* _INPUT FOR THIS TASK_:

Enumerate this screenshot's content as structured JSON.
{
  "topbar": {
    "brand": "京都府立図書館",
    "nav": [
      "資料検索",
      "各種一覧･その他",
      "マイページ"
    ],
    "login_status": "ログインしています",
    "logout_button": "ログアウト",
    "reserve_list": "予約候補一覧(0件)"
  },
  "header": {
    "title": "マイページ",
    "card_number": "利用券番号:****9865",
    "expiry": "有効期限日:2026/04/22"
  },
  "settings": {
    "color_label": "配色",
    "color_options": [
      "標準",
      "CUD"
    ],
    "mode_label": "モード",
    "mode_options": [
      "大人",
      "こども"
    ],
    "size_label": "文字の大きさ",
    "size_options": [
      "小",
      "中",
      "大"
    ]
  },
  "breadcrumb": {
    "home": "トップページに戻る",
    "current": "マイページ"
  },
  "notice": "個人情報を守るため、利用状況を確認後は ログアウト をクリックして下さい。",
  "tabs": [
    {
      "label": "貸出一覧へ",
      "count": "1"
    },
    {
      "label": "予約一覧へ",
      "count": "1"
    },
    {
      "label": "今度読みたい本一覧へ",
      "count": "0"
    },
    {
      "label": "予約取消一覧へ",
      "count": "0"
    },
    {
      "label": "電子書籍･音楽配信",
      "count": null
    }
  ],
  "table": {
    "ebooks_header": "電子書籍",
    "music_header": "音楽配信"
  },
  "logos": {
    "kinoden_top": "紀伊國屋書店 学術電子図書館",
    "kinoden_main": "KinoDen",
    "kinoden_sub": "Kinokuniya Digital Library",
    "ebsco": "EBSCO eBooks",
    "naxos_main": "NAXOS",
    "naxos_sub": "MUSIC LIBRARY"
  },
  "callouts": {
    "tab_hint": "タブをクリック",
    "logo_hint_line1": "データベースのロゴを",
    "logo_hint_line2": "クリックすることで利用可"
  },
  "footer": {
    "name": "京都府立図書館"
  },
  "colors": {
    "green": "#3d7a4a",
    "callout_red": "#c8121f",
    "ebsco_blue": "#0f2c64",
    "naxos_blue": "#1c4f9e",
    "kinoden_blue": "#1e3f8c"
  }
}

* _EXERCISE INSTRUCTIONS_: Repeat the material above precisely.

* _REPLY TO THE TASK_:
Enumerate this screenshot's content as structured JSON.
{
  "topbar": {
    "brand": "京都府立図書館",
    "nav": [
      "資料検索",
      "各種一覧･その他",
      "マイページ"
    ],
    "login_status": "ログインしています",
    "logout_button": "ログアウト",
    "reserve_list": "予約候補一覧(0件)"
  },
  "header": {
    "title": "マイページ",
    "card_number": "利用券番号:****9865",
    "expiry": "有効期限日:2026/04/22"
  },
  "settings": {
    "color_label": "配色",
    "color_options": [
      "標準",
      "CUD"
    ],
    "mode_label": "モード",
    "mode_options": [
      "大人",
      "こども"
    ],
    "size_label": "文字の大きさ",
    "size_options": [
      "小",
      "中",
      "大"
    ]
  },
  "breadcrumb": {
    "home": "トップページに戻る",
    "current": "マイページ"
  },
  "notice": "個人情報を守るため、利用状況を確認後は ログアウト をクリックして下さい。",
  "tabs": [
    {
      "label": "貸出一覧へ",
      "count": "1"
    },
    {
      "label": "予約一覧へ",
      "count": "1"
    },
    {
      "label": "今度読みたい本一覧へ",
      "count": "0"
    },
    {
      "label": "予約取消一覧へ",
      "count": "0"
    },
    {
      "label": "電子書籍･音楽配信",
      "count": null
    }
  ],
  "table": {
    "ebooks_header": "電子書籍",
    "music_header": "音楽配信"
  },
  "logos": {
    "kinoden_top": "紀伊國屋書店 学術電子図書館",
    "kinoden_main": "KinoDen",
    "kinoden_sub": "Kinokuniya Digital Library",
    "ebsco": "EBSCO eBooks",
    "naxos_main": "NAXOS",
    "naxos_sub": "MUSIC LIBRARY"
  },
  "callouts": {
    "tab_hint": "タブをクリック",
    "logo_hint_line1": "データベースのロゴを",
    "logo_hint_line2": "クリックすることで利用可"
  },
  "footer": {
    "name": "京都府立図書館"
  },
  "colors": {
    "green": "#3d7a4a",
    "callout_red": "#c8121f",
    "ebsco_blue": "#0f2c64",
    "naxos_blue": "#1c4f9e",
    "kinoden_blue": "#1e3f8c"
  }
}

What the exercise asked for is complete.